Web page and app entries:
=== Section Start ===

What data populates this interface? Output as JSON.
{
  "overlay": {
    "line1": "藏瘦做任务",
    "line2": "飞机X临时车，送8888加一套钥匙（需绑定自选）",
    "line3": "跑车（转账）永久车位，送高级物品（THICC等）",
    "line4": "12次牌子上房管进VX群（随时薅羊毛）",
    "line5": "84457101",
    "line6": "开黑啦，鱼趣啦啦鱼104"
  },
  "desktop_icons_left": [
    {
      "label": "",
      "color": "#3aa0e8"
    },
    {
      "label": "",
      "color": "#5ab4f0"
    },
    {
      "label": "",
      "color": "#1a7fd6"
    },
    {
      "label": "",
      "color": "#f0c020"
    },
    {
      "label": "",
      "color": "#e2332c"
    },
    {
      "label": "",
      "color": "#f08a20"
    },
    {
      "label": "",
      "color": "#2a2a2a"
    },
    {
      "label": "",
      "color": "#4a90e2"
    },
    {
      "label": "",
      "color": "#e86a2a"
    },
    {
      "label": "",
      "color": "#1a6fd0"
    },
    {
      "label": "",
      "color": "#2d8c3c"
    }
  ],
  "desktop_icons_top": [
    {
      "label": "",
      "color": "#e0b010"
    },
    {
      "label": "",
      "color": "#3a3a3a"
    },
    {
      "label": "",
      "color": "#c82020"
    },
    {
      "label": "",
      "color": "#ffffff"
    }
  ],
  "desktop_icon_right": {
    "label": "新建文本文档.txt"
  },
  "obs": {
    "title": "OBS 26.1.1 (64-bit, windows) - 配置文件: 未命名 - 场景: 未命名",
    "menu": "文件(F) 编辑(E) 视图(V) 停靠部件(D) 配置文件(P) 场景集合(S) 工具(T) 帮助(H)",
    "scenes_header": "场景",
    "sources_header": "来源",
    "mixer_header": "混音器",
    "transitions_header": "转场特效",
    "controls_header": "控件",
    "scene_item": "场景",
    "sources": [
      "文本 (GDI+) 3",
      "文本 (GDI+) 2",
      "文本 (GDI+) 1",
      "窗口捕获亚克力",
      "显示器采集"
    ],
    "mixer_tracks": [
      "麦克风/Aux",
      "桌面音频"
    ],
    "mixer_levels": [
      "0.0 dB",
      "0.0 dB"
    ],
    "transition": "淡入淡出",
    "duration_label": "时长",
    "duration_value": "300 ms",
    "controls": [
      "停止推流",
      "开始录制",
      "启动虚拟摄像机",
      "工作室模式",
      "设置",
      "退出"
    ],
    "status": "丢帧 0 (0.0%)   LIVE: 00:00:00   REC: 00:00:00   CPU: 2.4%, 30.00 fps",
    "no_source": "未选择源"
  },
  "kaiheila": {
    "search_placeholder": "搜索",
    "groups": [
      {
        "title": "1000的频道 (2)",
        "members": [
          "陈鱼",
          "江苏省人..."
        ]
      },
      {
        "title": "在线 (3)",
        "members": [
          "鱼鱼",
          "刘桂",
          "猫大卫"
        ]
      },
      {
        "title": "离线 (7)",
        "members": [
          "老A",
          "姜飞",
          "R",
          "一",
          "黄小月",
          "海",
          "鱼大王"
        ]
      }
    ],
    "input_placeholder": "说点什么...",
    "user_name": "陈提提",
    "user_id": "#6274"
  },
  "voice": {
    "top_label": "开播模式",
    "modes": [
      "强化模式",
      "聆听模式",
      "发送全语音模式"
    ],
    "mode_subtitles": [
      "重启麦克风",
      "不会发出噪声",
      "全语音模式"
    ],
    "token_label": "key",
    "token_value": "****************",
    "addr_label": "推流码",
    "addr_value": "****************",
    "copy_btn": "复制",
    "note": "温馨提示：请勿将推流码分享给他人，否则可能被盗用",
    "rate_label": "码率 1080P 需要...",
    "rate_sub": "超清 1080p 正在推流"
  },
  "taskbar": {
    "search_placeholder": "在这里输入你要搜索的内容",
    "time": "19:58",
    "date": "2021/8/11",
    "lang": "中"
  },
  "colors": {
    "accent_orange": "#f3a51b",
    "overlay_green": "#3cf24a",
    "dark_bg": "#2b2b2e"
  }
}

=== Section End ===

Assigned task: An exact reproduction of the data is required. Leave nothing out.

Answer space:
What data populates this interface? Output as JSON.
{
  "overlay": {
    "line1": "藏瘦做任务",
    "line2": "飞机X临时车，送8888加一套钥匙（需绑定自选）",
    "line3": "跑车（转账）永久车位，送高级物品（THICC等）",
    "line4": "12次牌子上房管进VX群（随时薅羊毛）",
    "line5": "84457101",
    "line6": "开黑啦，鱼趣啦啦鱼104"
  },
  "desktop_icons_left": [
    {
      "label": "",
      "color": "#3aa0e8"
    },
    {
      "label": "",
      "color": "#5ab4f0"
    },
    {
      "label": "",
      "color": "#1a7fd6"
    },
    {
      "label": "",
      "color": "#f0c020"
    },
    {
      "label": "",
      "color": "#e2332c"
    },
    {
      "label": "",
      "color": "#f08a20"
    },
    {
      "label": "",
      "color": "#2a2a2a"
    },
    {
      "label": "",
      "color": "#4a90e2"
    },
    {
      "label": "",
      "color": "#e86a2a"
    },
    {
      "label": "",
      "color": "#1a6fd0"
    },
    {
      "label": "",
      "color": "#2d8c3c"
    }
  ],
  "desktop_icons_top": [
    {
      "label": "",
      "color": "#e0b010"
    },
    {
      "label": "",
      "color": "#3a3a3a"
    },
    {
      "label": "",
      "color": "#c82020"
    },
    {
      "label": "",
      "color": "#ffffff"
    }
  ],
  "desktop_icon_right": {
    "label": "新建文本文档.txt"
  },
  "obs": {
    "title": "OBS 26.1.1 (64-bit, windows) - 配置文件: 未命名 - 场景: 未命名",
    "menu": "文件(F) 编辑(E) 视图(V) 停靠部件(D) 配置文件(P) 场景集合(S) 工具(T) 帮助(H)",
    "scenes_header": "场景",
    "sources_header": "来源",
    "mixer_header": "混音器",
    "transitions_header": "转场特效",
    "controls_header": "控件",
    "scene_item": "场景",
    "sources": [
      "文本 (GDI+) 3",
      "文本 (GDI+) 2",
      "文本 (GDI+) 1",
      "窗口捕获亚克力",
      "显示器采集"
    ],
    "mixer_tracks": [
      "麦克风/Aux",
      "桌面音频"
    ],
    "mixer_levels": [
      "0.0 dB",
      "0.0 dB"
    ],
    "transition": "淡入淡出",
    "duration_label": "时长",
    "duration_value": "300 ms",
    "controls": [
      "停止推流",
      "开始录制",
      "启动虚拟摄像机",
      "工作室模式",
      "设置",
      "退出"
    ],
    "status": "丢帧 0 (0.0%)   LIVE: 00:00:00   REC: 00:00:00   CPU: 2.4%, 30.00 fps",
    "no_source": "未选择源"
  },
  "kaiheila": {
    "search_placeholder": "搜索",
    "groups": [
      {
        "title": "1000的频道 (2)",
        "members": [
          "陈鱼",
          "江苏省人..."
        ]
      },
      {
        "title": "在线 (3)",
        "members": [
          "鱼鱼",
          "刘桂",
          "猫大卫"
        ]
      },
      {
        "title": "离线 (7)",
        "members": [
          "老A",
          "姜飞",
          "R",
          "一",
          "黄小月",
          "海",
          "鱼大王"
        ]
      }
    ],
    "input_placeholder": "说点什么...",
    "user_name": "陈提提",
    "user_id": "#6274"
  },
  "voice": {
    "top_label": "开播模式",
    "modes": [
      "强化模式",
      "聆听模式",
      "发送全语音模式"
    ],
    "mode_subtitles": [
      "重启麦克风",
      "不会发出噪声",
      "全语音模式"
    ],
    "token_label": "key",
    "token_value": "****************",
    "addr_label": "推流码",
    "addr_value": "****************",
    "copy_btn": "复制",
    "note": "温馨提示：请勿将推流码分享给他人，否则可能被盗用",
    "rate_label": "码率 1080P 需要...",
    "rate_sub": "超清 1080p 正在推流"
  },
  "taskbar": {
    "search_placeholder": "在这里输入你要搜索的内容",
    "time": "19:58",
    "date": "2021/8/11",
    "lang": "中"
  },
  "colors": {
    "accent_orange": "#f3a51b",
    "overlay_green": "#3cf24a",
    "dark_bg": "#2b2b2e"
  }
}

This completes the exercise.